For this exercise, restate the records word for word.

(Interface dataset entries)

=== Section Start ===

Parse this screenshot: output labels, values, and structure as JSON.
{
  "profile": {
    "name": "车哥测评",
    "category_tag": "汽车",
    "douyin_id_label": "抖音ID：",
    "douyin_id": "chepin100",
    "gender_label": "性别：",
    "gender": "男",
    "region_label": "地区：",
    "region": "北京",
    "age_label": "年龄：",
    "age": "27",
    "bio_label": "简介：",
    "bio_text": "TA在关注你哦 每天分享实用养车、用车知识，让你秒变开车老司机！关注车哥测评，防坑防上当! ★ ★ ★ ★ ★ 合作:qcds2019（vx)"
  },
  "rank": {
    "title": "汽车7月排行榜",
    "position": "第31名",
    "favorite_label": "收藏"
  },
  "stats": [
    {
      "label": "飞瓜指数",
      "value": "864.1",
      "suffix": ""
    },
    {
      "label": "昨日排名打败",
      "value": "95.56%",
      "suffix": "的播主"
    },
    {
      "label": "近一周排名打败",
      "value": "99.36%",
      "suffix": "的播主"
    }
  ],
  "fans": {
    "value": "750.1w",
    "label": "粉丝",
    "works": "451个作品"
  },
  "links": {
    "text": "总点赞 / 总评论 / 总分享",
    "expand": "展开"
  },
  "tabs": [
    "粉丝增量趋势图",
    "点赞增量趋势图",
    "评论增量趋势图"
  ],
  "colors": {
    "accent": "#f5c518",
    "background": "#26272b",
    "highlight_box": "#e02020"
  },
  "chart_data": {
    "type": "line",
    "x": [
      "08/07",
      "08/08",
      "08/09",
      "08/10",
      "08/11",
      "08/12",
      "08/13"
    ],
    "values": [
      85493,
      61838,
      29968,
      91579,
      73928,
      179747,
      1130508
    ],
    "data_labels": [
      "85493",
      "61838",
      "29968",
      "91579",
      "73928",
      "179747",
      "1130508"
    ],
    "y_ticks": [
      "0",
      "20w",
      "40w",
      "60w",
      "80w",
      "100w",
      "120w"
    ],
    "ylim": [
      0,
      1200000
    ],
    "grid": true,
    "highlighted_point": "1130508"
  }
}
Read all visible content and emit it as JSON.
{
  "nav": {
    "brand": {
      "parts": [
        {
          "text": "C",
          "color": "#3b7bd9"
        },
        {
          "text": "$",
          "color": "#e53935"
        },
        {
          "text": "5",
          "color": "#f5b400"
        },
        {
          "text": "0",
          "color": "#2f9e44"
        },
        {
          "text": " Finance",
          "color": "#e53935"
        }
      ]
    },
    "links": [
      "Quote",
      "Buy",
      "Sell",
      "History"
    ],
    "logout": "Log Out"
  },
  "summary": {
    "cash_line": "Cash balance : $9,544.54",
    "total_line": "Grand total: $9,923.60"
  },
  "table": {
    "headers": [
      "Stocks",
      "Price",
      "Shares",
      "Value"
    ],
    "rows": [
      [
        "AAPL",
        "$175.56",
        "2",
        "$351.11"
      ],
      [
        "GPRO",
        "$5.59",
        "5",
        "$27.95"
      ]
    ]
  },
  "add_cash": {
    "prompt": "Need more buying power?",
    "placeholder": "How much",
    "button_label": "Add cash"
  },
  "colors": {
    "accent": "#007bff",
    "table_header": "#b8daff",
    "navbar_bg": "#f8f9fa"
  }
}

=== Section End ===

(ANSWER BOX)
Parse this screenshot: output labels, values, and structure as JSON.
{
  "profile": {
    "name": "车哥测评",
    "category_tag": "汽车",
    "douyin_id_label": "抖音ID：",
    "douyin_id": "chepin100",
    "gender_label": "性别：",
    "gender": "男",
    "region_label": "地区：",
    "region": "北京",
    "age_label": "年龄：",
    "age": "27",
    "bio_label": "简介：",
    "bio_text": "TA在关注你哦 每天分享实用养车、用车知识，让你秒变开车老司机！关注车哥测评，防坑防上当! ★ ★ ★ ★ ★ 合作:qcds2019（vx)"
  },
  "rank": {
    "title": "汽车7月排行榜",
    "position": "第31名",
    "favorite_label": "收藏"
  },
  "stats": [
    {
      "label": "飞瓜指数",
      "value": "864.1",
      "suffix": ""
    },
    {
      "label": "昨日排名打败",
      "value": "95.56%",
      "suffix": "的播主"
    },
    {
      "label": "近一周排名打败",
      "value": "99.36%",
      "suffix": "的播主"
    }
  ],
  "fans": {
    "value": "750.1w",
    "label": "粉丝",
    "works": "451个作品"
  },
  "links": {
    "text": "总点赞 / 总评论 / 总分享",
    "expand": "展开"
  },
  "tabs": [
    "粉丝增量趋势图",
    "点赞增量趋势图",
    "评论增量趋势图"
  ],
  "colors": {
    "accent": "#f5c518",
    "background": "#26272b",
    "highlight_box": "#e02020"
  },
  "chart_data": {
    "type": "line",
    "x": [
      "08/07",
      "08/08",
      "08/09",
      "08/10",
      "08/11",
      "08/12",
      "08/13"
    ],
    "values": [
      85493,
      61838,
      29968,
      91579,
      73928,
      179747,
      1130508
    ],
    "data_labels": [
      "85493",
      "61838",
      "29968",
      "91579",
      "73928",
      "179747",
      "1130508"
    ],
    "y_ticks": [
      "0",
      "20w",
      "40w",
      "60w",
      "80w",
      "100w",
      "120w"
    ],
    "ylim": [
      0,
      1200000
    ],
    "grid": true,
    "highlighted_point": "1130508"
  }
}
Read all visible content and emit it as JSON.
{
  "nav": {
    "brand": {
      "parts": [
        {
          "text": "C",
          "color": "#3b7bd9"
        },
        {
          "text": "$",
          "color": "#e53935"
        },
        {
          "text": "5",
          "color": "#f5b400"
        },
        {
          "text": "0",
          "color": "#2f9e44"
        },
        {
          "text": " Finance",
          "color": "#e53935"
        }
      ]
    },
    "links": [
      "Quote",
      "Buy",
      "Sell",
      "History"
    ],
    "logout": "Log Out"
  },
  "summary": {
    "cash_line": "Cash balance : $9,544.54",
    "total_line": "Grand total: $9,923.60"
  },
  "table": {
    "headers": [
      "Stocks",
      "Price",
      "Shares",
      "Value"
    ],
    "rows": [
      [
        "AAPL",
        "$175.56",
        "2",
        "$351.11"
      ],
      [
        "GPRO",
        "$5.59",
        "5",
        "$27.95"
      ]
    ]
  },
  "add_cash": {
    "prompt": "Need more buying power?",
    "placeholder": "How much",
    "button_label": "Add cash"
  },
  "colors": {
    "accent": "#007bff",
    "table_header": "#b8daff",
    "navbar_bg": "#f8f9fa"
  }
}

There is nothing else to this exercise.